BEGIN Records provided
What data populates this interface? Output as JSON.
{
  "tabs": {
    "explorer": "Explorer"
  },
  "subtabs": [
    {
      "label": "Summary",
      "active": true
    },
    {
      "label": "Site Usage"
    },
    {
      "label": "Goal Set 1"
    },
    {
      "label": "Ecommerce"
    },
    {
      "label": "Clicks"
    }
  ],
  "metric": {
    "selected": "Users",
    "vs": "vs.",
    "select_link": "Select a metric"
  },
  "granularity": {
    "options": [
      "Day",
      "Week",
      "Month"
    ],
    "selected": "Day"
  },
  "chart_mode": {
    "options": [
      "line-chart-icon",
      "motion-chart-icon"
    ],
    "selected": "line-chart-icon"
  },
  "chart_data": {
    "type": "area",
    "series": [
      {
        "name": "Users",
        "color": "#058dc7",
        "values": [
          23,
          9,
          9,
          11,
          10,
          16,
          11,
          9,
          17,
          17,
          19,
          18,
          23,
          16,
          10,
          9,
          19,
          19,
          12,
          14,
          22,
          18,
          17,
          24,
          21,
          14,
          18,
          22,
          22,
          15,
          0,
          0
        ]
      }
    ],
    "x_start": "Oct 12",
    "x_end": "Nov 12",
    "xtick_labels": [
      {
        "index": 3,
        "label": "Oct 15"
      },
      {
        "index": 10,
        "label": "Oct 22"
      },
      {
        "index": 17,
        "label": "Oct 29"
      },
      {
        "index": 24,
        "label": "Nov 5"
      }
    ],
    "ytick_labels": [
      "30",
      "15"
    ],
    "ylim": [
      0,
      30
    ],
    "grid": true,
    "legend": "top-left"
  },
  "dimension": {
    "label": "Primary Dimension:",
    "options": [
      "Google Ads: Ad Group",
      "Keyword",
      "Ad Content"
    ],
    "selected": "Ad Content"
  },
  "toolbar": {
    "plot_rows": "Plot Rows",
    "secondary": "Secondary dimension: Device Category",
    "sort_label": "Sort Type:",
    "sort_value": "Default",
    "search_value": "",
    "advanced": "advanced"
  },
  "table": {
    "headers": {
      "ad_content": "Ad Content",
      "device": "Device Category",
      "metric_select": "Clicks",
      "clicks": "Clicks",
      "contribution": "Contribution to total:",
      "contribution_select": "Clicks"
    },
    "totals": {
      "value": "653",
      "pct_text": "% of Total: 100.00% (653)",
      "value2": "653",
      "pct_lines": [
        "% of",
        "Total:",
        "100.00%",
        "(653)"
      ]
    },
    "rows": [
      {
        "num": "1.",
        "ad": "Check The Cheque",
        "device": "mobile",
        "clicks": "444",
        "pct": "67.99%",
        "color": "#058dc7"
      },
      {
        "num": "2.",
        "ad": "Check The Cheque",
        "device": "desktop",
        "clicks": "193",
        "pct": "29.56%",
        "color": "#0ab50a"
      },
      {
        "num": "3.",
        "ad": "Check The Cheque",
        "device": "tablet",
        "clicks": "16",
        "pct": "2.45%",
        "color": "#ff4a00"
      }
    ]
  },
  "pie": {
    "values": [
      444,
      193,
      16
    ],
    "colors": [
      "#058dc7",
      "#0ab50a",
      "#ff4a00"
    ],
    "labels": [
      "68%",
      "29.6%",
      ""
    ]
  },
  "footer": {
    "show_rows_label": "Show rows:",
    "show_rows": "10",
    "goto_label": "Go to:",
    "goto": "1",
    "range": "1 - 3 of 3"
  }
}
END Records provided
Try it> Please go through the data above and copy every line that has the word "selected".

The completed task>
    "selected": "Users",
    "selected": "Day"
    "selected": "line-chart-icon"
    "selected": "Ad Content"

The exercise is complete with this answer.